- _TASK TO COMPLETE_: Please give back the listing below word for word, without the images.

- _PROVIDED DATA_:
• • • • • • •

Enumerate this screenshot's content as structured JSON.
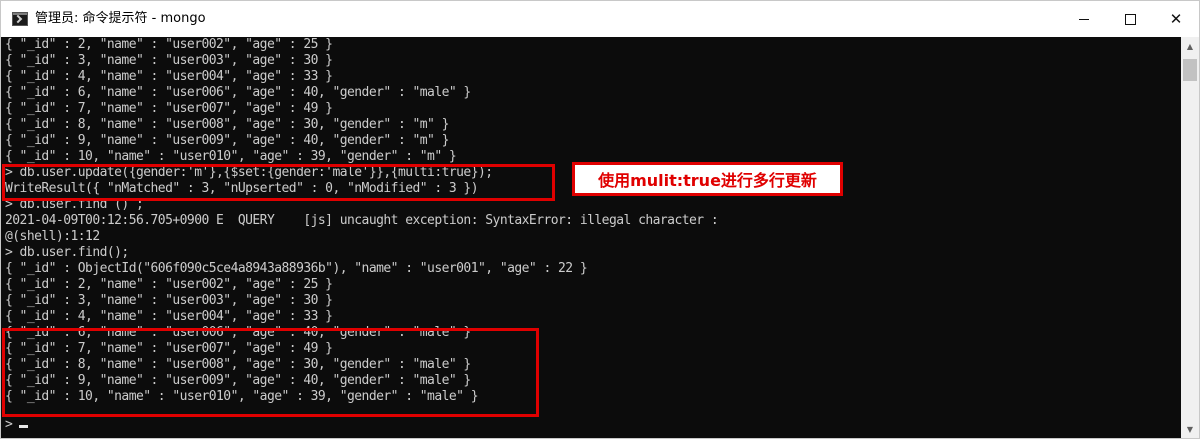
{
  "window": {
    "title": "管理员: 命令提示符 - mongo",
    "icon": "cmd-icon",
    "controls": [
      "minimize",
      "maximize",
      "close"
    ]
  },
  "console": {
    "lines": [
      "{ \"_id\" : 2, \"name\" : \"user002\", \"age\" : 25 }",
      "{ \"_id\" : 3, \"name\" : \"user003\", \"age\" : 30 }",
      "{ \"_id\" : 4, \"name\" : \"user004\", \"age\" : 33 }",
      "{ \"_id\" : 6, \"name\" : \"user006\", \"age\" : 40, \"gender\" : \"male\" }",
      "{ \"_id\" : 7, \"name\" : \"user007\", \"age\" : 49 }",
      "{ \"_id\" : 8, \"name\" : \"user008\", \"age\" : 30, \"gender\" : \"m\" }",
      "{ \"_id\" : 9, \"name\" : \"user009\", \"age\" : 40, \"gender\" : \"m\" }",
      "{ \"_id\" : 10, \"name\" : \"user010\", \"age\" : 39, \"gender\" : \"m\" }",
      "> db.user.update({gender:'m'},{$set:{gender:'male'}},{multi:true});",
      "WriteResult({ \"nMatched\" : 3, \"nUpserted\" : 0, \"nModified\" : 3 })",
      "> db.user.find () ;",
      "2021-04-09T00:12:56.705+0900 E  QUERY    [js] uncaught exception: SyntaxError: illegal character :",
      "@(shell):1:12",
      "> db.user.find();",
      "{ \"_id\" : ObjectId(\"606f090c5ce4a8943a88936b\"), \"name\" : \"user001\", \"age\" : 22 }",
      "{ \"_id\" : 2, \"name\" : \"user002\", \"age\" : 25 }",
      "{ \"_id\" : 3, \"name\" : \"user003\", \"age\" : 30 }",
      "{ \"_id\" : 4, \"name\" : \"user004\", \"age\" : 33 }",
      "{ \"_id\" : 6, \"name\" : \"user006\", \"age\" : 40, \"gender\" : \"male\" }",
      "{ \"_id\" : 7, \"name\" : \"user007\", \"age\" : 49 }",
      "{ \"_id\" : 8, \"name\" : \"user008\", \"age\" : 30, \"gender\" : \"male\" }",
      "{ \"_id\" : 9, \"name\" : \"user009\", \"age\" : 40, \"gender\" : \"male\" }",
      "{ \"_id\" : 10, \"name\" : \"user010\", \"age\" : 39, \"gender\" : \"male\" }",
      ">"
    ]
  },
  "annotation": {
    "callout_text": "使用mulit:true进行多行更新",
    "color": "#e00000"
  },
  "colors": {
    "console_bg": "#0c0c0c",
    "console_text": "#cccccc",
    "titlebar_bg": "#ffffff"
  }
}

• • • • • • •

- _YOUR SOLUTION_:
Enumerate this screenshot's content as structured JSON.
{
  "window": {
    "title": "管理员: 命令提示符 - mongo",
    "icon": "cmd-icon",
    "controls": [
      "minimize",
      "maximize",
      "close"
    ]
  },
  "console": {
    "lines": [
      "{ \"_id\" : 2, \"name\" : \"user002\", \"age\" : 25 }",
      "{ \"_id\" : 3, \"name\" : \"user003\", \"age\" : 30 }",
      "{ \"_id\" : 4, \"name\" : \"user004\", \"age\" : 33 }",
      "{ \"_id\" : 6, \"name\" : \"user006\", \"age\" : 40, \"gender\" : \"male\" }",
      "{ \"_id\" : 7, \"name\" : \"user007\", \"age\" : 49 }",
      "{ \"_id\" : 8, \"name\" : \"user008\", \"age\" : 30, \"gender\" : \"m\" }",
      "{ \"_id\" : 9, \"name\" : \"user009\", \"age\" : 40, \"gender\" : \"m\" }",
      "{ \"_id\" : 10, \"name\" : \"user010\", \"age\" : 39, \"gender\" : \"m\" }",
      "> db.user.update({gender:'m'},{$set:{gender:'male'}},{multi:true});",
      "WriteResult({ \"nMatched\" : 3, \"nUpserted\" : 0, \"nModified\" : 3 })",
      "> db.user.find () ;",
      "2021-04-09T00:12:56.705+0900 E  QUERY    [js] uncaught exception: SyntaxError: illegal character :",
      "@(shell):1:12",
      "> db.user.find();",
      "{ \"_id\" : ObjectId(\"606f090c5ce4a8943a88936b\"), \"name\" : \"user001\", \"age\" : 22 }",
      "{ \"_id\" : 2, \"name\" : \"user002\", \"age\" : 25 }",
      "{ \"_id\" : 3, \"name\" : \"user003\", \"age\" : 30 }",
      "{ \"_id\" : 4, \"name\" : \"user004\", \"age\" : 33 }",
      "{ \"_id\" : 6, \"name\" : \"user006\", \"age\" : 40, \"gender\" : \"male\" }",
      "{ \"_id\" : 7, \"name\" : \"user007\", \"age\" : 49 }",
      "{ \"_id\" : 8, \"name\" : \"user008\", \"age\" : 30, \"gender\" : \"male\" }",
      "{ \"_id\" : 9, \"name\" : \"user009\", \"age\" : 40, \"gender\" : \"male\" }",
      "{ \"_id\" : 10, \"name\" : \"user010\", \"age\" : 39, \"gender\" : \"male\" }",
      ">"
    ]
  },
  "annotation": {
    "callout_text": "使用mulit:true进行多行更新",
    "color": "#e00000"
  },
  "colors": {
    "console_bg": "#0c0c0c",
    "console_text": "#cccccc",
    "titlebar_bg": "#ffffff"
  }
}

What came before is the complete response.